[Element data from apps and pages]
####################

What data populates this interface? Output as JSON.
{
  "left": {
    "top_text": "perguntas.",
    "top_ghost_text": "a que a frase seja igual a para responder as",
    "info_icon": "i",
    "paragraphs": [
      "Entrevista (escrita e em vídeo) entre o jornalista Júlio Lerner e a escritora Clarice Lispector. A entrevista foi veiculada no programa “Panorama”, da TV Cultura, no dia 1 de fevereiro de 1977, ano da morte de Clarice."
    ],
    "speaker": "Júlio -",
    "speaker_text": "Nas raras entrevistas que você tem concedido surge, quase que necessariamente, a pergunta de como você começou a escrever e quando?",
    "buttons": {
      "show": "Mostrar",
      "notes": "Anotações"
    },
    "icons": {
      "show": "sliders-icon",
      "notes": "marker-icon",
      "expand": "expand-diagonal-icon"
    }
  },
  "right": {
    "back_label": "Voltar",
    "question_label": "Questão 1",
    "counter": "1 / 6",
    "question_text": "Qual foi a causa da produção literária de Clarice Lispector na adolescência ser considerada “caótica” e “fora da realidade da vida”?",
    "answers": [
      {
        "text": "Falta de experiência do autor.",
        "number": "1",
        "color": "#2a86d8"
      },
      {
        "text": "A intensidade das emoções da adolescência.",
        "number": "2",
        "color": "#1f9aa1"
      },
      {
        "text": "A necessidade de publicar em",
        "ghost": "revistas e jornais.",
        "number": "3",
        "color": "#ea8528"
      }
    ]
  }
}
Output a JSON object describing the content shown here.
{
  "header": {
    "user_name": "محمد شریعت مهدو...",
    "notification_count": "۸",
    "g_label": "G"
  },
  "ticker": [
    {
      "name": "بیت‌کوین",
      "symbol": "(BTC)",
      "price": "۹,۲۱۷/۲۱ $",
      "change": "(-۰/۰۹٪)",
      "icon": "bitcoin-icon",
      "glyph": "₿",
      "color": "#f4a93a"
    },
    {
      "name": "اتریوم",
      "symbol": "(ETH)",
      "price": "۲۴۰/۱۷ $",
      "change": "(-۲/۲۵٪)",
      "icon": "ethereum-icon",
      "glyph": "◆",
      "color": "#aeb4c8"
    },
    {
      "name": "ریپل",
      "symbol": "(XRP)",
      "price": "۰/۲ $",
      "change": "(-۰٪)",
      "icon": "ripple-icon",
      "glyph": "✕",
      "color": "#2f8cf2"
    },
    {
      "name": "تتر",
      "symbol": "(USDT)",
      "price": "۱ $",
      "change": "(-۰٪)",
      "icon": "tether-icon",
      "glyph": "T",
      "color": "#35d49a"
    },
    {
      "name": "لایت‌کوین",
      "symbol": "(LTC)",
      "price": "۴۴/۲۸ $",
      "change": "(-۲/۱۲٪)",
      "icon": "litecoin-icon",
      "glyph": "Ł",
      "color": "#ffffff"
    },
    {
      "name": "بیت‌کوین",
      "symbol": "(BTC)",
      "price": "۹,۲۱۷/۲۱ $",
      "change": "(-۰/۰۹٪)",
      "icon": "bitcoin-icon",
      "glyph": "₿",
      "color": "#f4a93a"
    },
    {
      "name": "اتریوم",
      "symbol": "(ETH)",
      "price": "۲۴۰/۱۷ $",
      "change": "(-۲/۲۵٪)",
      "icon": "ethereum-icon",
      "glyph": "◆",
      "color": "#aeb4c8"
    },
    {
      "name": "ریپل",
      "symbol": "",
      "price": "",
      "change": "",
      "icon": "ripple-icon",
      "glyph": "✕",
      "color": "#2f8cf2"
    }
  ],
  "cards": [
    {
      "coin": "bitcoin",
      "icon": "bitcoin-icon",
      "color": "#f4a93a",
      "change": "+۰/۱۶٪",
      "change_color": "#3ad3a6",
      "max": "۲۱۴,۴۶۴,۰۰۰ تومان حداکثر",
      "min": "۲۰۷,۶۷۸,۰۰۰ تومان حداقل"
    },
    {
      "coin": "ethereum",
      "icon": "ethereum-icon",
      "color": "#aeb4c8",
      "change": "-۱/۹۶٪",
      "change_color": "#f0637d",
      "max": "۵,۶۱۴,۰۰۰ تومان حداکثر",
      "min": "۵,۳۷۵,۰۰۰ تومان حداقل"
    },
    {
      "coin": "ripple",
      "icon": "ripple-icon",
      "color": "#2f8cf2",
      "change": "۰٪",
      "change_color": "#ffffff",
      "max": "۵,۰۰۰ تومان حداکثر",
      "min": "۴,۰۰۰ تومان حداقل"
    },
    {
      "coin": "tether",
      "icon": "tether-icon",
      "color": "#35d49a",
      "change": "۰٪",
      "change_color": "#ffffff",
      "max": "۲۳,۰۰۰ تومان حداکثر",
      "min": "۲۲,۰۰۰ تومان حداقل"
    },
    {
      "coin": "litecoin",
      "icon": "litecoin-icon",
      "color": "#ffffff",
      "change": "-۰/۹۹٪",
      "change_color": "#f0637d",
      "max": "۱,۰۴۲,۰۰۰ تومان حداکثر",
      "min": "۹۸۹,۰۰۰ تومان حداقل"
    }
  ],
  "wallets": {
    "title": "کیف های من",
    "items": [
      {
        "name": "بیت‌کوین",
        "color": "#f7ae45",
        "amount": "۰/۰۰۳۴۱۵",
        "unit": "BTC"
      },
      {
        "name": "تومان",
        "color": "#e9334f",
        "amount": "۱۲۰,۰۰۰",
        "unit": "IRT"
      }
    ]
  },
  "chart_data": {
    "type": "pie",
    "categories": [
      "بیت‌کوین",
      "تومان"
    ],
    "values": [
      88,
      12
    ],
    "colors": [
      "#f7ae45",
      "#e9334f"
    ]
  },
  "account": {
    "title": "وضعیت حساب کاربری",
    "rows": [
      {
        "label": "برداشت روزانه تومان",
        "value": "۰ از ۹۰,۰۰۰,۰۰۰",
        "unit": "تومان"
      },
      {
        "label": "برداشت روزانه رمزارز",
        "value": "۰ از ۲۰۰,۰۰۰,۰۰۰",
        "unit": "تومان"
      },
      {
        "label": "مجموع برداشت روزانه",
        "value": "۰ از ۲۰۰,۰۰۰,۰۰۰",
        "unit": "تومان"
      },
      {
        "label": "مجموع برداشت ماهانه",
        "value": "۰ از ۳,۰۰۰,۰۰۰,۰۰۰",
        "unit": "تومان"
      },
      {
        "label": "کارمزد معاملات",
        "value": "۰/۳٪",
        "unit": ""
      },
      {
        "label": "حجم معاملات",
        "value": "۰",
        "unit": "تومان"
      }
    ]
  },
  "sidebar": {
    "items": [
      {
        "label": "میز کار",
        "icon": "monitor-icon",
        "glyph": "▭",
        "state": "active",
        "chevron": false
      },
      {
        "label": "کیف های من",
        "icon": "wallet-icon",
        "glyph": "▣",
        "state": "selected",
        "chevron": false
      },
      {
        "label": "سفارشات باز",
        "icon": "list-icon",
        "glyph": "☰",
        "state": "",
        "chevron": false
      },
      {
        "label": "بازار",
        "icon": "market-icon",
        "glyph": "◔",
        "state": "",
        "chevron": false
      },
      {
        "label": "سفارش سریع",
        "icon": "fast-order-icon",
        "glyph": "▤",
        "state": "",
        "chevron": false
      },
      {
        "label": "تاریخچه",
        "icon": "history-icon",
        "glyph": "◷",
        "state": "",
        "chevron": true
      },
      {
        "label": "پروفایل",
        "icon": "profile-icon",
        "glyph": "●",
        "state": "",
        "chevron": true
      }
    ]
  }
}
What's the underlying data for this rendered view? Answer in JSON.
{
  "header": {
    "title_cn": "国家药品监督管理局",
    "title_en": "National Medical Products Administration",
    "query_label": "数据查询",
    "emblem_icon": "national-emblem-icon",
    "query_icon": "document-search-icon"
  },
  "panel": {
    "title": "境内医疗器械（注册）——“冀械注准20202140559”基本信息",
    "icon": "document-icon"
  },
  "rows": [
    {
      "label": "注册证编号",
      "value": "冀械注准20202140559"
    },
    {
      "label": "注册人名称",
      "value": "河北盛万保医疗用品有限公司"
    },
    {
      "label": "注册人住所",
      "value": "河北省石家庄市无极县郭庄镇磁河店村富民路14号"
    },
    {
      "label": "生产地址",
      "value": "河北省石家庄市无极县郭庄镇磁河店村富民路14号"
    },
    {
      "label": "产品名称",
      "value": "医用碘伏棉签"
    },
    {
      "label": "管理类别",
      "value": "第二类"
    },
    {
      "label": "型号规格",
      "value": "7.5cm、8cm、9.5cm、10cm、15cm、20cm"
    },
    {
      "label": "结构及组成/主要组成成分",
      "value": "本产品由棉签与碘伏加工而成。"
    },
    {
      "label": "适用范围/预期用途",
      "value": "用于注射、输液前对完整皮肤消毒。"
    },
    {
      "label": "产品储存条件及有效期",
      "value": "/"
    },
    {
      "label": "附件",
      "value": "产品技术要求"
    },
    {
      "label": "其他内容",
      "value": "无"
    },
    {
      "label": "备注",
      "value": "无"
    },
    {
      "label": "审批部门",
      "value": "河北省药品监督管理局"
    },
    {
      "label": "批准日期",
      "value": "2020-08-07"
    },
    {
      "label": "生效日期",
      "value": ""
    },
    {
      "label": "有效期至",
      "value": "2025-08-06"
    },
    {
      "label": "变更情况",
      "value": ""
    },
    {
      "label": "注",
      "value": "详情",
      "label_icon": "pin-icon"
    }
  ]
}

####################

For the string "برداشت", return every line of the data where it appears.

# Task output:
        "label": "برداشت روزانه تومان",
        "label": "برداشت روزانه رمزارز",
        "label": "مجموع برداشت روزانه",
        "label": "مجموع برداشت ماهانه",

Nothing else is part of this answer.